● YOUR GOAL: From the entries below, give the number of lines where the word "accent" occurs, and nothing else.

--- SUPPLIED DATA Enclosed Below ---

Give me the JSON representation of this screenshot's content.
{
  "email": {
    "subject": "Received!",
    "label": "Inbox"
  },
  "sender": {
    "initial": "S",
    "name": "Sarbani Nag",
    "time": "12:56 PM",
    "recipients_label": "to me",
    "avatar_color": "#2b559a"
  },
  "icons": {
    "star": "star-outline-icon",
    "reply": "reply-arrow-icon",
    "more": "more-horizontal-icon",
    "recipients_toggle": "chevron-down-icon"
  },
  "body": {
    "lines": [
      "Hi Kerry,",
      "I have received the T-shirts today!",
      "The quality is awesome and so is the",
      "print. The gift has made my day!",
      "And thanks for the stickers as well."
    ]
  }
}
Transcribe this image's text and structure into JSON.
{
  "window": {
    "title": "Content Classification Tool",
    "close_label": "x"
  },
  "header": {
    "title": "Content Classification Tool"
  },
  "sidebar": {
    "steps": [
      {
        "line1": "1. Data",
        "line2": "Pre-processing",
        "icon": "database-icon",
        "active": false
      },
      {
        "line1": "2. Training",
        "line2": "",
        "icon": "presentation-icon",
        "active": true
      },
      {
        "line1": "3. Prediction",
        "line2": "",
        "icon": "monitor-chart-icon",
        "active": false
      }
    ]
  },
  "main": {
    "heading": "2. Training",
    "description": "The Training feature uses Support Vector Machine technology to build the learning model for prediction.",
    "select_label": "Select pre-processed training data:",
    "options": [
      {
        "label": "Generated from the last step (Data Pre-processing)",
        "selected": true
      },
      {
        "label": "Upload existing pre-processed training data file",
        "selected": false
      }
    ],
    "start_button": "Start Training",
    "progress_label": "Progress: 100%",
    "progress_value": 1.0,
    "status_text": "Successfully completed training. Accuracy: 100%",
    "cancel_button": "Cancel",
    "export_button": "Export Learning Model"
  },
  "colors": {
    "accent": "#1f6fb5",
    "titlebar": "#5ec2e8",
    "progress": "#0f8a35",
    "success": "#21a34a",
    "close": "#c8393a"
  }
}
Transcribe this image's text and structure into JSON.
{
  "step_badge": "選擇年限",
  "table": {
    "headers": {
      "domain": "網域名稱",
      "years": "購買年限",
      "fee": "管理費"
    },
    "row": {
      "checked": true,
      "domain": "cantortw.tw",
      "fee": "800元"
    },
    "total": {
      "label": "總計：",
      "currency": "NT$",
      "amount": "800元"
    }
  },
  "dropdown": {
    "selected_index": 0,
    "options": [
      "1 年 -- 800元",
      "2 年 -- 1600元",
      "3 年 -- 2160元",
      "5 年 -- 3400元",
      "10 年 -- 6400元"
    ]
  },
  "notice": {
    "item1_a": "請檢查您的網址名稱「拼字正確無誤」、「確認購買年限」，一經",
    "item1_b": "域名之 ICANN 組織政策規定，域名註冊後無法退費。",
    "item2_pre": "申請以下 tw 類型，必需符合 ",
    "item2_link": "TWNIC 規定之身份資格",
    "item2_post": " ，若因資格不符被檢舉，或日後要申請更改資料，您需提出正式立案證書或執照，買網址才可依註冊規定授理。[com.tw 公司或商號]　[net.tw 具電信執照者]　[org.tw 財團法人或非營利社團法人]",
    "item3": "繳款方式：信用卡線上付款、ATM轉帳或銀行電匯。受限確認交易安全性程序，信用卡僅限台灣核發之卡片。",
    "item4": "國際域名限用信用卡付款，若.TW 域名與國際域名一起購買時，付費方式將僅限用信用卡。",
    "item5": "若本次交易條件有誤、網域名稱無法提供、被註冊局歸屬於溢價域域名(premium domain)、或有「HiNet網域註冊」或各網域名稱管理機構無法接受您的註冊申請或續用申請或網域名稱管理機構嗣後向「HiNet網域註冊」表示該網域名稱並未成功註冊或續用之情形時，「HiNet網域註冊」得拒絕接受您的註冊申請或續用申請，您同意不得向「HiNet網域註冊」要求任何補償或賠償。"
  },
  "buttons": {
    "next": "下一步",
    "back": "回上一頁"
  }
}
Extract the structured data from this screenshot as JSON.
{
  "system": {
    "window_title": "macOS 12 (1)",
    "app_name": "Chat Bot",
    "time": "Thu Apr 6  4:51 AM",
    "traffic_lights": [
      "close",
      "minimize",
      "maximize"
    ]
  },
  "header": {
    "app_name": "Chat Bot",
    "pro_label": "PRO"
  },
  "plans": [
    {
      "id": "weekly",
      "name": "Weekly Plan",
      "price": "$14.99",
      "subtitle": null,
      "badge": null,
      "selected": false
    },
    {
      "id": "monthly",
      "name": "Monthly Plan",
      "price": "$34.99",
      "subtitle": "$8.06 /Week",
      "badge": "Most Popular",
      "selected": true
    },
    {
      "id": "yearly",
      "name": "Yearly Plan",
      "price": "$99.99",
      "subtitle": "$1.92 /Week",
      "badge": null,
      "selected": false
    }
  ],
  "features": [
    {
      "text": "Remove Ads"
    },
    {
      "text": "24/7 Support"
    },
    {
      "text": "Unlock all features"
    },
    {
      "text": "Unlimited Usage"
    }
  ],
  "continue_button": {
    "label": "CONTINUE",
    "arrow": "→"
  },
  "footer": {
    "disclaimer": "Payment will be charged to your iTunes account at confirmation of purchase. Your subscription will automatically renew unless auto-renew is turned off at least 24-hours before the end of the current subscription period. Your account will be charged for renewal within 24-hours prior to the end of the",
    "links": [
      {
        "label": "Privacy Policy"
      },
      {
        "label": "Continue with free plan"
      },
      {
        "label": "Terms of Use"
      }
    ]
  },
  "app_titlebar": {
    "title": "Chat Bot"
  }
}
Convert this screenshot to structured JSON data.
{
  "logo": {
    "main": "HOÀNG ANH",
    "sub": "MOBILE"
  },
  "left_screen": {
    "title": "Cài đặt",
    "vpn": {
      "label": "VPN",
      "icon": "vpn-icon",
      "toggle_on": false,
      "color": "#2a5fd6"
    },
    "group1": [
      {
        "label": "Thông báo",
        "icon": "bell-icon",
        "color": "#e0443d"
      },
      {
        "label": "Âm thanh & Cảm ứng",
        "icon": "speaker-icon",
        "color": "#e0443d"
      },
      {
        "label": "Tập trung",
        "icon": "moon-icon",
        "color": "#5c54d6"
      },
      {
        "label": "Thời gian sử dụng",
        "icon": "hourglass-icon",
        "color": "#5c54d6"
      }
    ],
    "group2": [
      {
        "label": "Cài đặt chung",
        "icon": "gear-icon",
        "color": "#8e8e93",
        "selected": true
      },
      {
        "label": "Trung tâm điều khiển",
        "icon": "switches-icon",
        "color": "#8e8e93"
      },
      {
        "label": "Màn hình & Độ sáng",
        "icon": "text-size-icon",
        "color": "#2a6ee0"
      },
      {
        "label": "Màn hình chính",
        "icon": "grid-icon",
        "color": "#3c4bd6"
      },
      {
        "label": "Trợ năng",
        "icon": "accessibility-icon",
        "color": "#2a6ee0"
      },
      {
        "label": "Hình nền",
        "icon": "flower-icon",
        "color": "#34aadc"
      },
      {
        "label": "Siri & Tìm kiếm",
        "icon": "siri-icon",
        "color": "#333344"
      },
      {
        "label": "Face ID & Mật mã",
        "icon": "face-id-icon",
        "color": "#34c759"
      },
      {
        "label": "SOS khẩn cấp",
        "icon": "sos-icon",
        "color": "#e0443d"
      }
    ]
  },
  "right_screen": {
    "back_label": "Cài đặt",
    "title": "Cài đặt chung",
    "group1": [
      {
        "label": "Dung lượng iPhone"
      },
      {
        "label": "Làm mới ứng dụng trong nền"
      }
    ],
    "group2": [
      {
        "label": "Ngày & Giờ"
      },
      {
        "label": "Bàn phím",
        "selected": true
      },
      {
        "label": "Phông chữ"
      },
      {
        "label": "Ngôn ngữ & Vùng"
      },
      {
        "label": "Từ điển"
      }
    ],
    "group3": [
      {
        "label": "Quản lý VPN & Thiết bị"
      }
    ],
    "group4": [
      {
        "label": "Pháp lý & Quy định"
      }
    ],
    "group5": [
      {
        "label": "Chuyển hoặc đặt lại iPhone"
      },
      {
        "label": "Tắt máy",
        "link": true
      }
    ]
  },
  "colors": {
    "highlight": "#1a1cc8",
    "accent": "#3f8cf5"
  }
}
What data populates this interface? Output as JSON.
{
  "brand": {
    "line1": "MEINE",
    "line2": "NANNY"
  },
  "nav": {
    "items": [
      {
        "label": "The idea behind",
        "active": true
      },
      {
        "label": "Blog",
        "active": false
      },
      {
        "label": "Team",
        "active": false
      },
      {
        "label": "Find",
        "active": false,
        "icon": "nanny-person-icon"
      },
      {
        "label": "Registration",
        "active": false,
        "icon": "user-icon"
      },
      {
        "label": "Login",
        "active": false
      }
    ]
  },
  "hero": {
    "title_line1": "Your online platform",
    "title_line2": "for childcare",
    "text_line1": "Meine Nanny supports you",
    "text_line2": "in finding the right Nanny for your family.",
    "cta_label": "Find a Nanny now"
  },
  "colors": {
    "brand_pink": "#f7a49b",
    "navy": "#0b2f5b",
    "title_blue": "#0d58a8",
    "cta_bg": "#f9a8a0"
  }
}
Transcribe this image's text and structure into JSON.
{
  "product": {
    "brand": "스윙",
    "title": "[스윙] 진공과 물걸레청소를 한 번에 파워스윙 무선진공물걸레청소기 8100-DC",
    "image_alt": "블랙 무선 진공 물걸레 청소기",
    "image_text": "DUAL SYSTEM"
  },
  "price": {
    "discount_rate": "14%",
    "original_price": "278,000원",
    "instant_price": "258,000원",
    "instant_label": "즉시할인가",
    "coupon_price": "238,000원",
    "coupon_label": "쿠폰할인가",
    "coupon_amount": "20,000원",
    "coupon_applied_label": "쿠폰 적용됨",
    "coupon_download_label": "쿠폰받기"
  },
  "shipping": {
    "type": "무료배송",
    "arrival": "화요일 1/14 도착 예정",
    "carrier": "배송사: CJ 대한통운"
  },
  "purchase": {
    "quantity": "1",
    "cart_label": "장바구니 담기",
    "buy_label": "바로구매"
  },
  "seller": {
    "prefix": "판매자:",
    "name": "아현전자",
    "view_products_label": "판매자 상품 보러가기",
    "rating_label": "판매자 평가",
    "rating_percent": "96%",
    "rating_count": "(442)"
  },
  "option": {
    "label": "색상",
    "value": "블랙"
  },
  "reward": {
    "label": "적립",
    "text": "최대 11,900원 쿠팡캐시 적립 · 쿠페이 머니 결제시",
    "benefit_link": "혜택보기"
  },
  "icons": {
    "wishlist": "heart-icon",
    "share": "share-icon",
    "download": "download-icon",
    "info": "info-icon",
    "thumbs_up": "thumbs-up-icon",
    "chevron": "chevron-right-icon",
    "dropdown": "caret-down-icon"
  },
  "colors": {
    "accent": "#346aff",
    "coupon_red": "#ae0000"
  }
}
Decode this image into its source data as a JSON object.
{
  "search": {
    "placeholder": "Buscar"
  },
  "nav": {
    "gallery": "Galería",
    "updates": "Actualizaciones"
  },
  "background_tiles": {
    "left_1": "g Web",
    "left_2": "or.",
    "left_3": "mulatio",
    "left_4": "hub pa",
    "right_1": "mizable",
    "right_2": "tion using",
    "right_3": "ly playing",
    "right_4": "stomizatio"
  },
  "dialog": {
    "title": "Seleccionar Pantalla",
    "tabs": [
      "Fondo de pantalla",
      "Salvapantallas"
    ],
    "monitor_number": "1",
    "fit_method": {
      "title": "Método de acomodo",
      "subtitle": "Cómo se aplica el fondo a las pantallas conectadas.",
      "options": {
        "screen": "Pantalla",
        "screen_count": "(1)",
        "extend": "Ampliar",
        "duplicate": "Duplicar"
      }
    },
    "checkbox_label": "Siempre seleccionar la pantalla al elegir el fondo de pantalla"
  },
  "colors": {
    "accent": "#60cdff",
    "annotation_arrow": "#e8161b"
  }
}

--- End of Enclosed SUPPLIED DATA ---

● ANSWER TO THIS EXERCISE: 4